Records supplied:
------------------------------

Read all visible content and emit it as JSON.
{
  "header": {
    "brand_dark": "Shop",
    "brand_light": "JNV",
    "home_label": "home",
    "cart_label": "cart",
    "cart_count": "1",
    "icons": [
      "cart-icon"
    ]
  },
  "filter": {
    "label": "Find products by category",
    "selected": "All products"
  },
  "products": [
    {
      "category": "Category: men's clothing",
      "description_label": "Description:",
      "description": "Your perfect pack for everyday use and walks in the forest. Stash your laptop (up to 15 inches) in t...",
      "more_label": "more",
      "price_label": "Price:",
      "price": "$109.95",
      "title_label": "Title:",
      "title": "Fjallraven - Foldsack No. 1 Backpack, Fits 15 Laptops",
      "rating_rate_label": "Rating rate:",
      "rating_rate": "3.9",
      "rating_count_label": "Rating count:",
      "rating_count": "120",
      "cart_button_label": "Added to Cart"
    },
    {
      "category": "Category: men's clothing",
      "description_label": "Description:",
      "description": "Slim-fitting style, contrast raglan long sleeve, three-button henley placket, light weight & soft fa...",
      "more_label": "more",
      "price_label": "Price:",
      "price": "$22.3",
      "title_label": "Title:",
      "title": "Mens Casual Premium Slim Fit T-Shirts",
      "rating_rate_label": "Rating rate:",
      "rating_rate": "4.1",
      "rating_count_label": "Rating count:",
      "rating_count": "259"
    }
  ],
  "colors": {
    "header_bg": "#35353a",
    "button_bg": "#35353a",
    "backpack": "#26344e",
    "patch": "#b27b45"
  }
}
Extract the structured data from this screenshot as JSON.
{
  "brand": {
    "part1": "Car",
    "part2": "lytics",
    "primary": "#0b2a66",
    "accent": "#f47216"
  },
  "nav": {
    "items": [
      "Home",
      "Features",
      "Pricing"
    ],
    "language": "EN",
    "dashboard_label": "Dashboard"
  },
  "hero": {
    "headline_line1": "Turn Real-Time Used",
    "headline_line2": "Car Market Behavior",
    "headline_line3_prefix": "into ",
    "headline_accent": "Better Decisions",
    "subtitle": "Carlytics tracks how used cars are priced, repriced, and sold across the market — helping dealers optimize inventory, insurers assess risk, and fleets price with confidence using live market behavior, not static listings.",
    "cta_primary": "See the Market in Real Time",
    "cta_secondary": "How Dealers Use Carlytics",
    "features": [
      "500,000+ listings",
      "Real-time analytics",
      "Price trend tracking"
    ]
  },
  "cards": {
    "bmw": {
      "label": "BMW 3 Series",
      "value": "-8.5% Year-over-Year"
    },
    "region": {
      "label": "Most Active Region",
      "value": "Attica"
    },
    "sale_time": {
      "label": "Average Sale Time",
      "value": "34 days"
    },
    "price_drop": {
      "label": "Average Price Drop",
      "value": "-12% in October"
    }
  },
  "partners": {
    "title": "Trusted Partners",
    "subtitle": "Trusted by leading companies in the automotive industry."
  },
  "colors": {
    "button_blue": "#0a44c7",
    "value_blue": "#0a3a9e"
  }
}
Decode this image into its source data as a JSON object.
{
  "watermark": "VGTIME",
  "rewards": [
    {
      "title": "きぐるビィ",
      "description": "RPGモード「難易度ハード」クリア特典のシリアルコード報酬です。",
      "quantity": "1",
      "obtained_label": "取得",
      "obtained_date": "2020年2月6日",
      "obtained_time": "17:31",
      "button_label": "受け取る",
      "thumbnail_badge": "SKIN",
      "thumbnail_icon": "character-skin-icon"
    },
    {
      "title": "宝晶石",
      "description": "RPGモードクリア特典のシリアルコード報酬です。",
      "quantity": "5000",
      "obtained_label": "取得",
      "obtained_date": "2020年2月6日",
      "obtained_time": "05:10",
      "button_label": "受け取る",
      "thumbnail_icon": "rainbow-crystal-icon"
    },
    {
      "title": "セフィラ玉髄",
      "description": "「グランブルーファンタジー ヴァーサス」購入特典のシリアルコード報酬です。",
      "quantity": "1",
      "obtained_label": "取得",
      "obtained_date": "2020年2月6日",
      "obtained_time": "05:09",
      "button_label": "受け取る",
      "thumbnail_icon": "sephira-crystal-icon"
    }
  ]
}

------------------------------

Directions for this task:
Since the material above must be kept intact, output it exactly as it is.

Exercise result:
Read all visible content and emit it as JSON.
{
  "header": {
    "brand_dark": "Shop",
    "brand_light": "JNV",
    "home_label": "home",
    "cart_label": "cart",
    "cart_count": "1",
    "icons": [
      "cart-icon"
    ]
  },
  "filter": {
    "label": "Find products by category",
    "selected": "All products"
  },
  "products": [
    {
      "category": "Category: men's clothing",
      "description_label": "Description:",
      "description": "Your perfect pack for everyday use and walks in the forest. Stash your laptop (up to 15 inches) in t...",
      "more_label": "more",
      "price_label": "Price:",
      "price": "$109.95",
      "title_label": "Title:",
      "title": "Fjallraven - Foldsack No. 1 Backpack, Fits 15 Laptops",
      "rating_rate_label": "Rating rate:",
      "rating_rate": "3.9",
      "rating_count_label": "Rating count:",
      "rating_count": "120",
      "cart_button_label": "Added to Cart"
    },
    {
      "category": "Category: men's clothing",
      "description_label": "Description:",
      "description": "Slim-fitting style, contrast raglan long sleeve, three-button henley placket, light weight & soft fa...",
      "more_label": "more",
      "price_label": "Price:",
      "price": "$22.3",
      "title_label": "Title:",
      "title": "Mens Casual Premium Slim Fit T-Shirts",
      "rating_rate_label": "Rating rate:",
      "rating_rate": "4.1",
      "rating_count_label": "Rating count:",
      "rating_count": "259"
    }
  ],
  "colors": {
    "header_bg": "#35353a",
    "button_bg": "#35353a",
    "backpack": "#26344e",
    "patch": "#b27b45"
  }
}
Extract the structured data from this screenshot as JSON.
{
  "brand": {
    "part1": "Car",
    "part2": "lytics",
    "primary": "#0b2a66",
    "accent": "#f47216"
  },
  "nav": {
    "items": [
      "Home",
      "Features",
      "Pricing"
    ],
    "language": "EN",
    "dashboard_label": "Dashboard"
  },
  "hero": {
    "headline_line1": "Turn Real-Time Used",
    "headline_line2": "Car Market Behavior",
    "headline_line3_prefix": "into ",
    "headline_accent": "Better Decisions",
    "subtitle": "Carlytics tracks how used cars are priced, repriced, and sold across the market — helping dealers optimize inventory, insurers assess risk, and fleets price with confidence using live market behavior, not static listings.",
    "cta_primary": "See the Market in Real Time",
    "cta_secondary": "How Dealers Use Carlytics",
    "features": [
      "500,000+ listings",
      "Real-time analytics",
      "Price trend tracking"
    ]
  },
  "cards": {
    "bmw": {
      "label": "BMW 3 Series",
      "value": "-8.5% Year-over-Year"
    },
    "region": {
      "label": "Most Active Region",
      "value": "Attica"
    },
    "sale_time": {
      "label": "Average Sale Time",
      "value": "34 days"
    },
    "price_drop": {
      "label": "Average Price Drop",
      "value": "-12% in October"
    }
  },
  "partners": {
    "title": "Trusted Partners",
    "subtitle": "Trusted by leading companies in the automotive industry."
  },
  "colors": {
    "button_blue": "#0a44c7",
    "value_blue": "#0a3a9e"
  }
}
Decode this image into its source data as a JSON object.
{
  "watermark": "VGTIME",
  "rewards": [
    {
      "title": "きぐるビィ",
      "description": "RPGモード「難易度ハード」クリア特典のシリアルコード報酬です。",
      "quantity": "1",
      "obtained_label": "取得",
      "obtained_date": "2020年2月6日",
      "obtained_time": "17:31",
      "button_label": "受け取る",
      "thumbnail_badge": "SKIN",
      "thumbnail_icon": "character-skin-icon"
    },
    {
      "title": "宝晶石",
      "description": "RPGモードクリア特典のシリアルコード報酬です。",
      "quantity": "5000",
      "obtained_label": "取得",
      "obtained_date": "2020年2月6日",
      "obtained_time": "05:10",
      "button_label": "受け取る",
      "thumbnail_icon": "rainbow-crystal-icon"
    },
    {
      "title": "セフィラ玉髄",
      "description": "「グランブルーファンタジー ヴァーサス」購入特典のシリアルコード報酬です。",
      "quantity": "1",
      "obtained_label": "取得",
      "obtained_date": "2020年2月6日",
      "obtained_time": "05:09",
      "button_label": "受け取る",
      "thumbnail_icon": "sephira-crystal-icon"
    }
  ]
}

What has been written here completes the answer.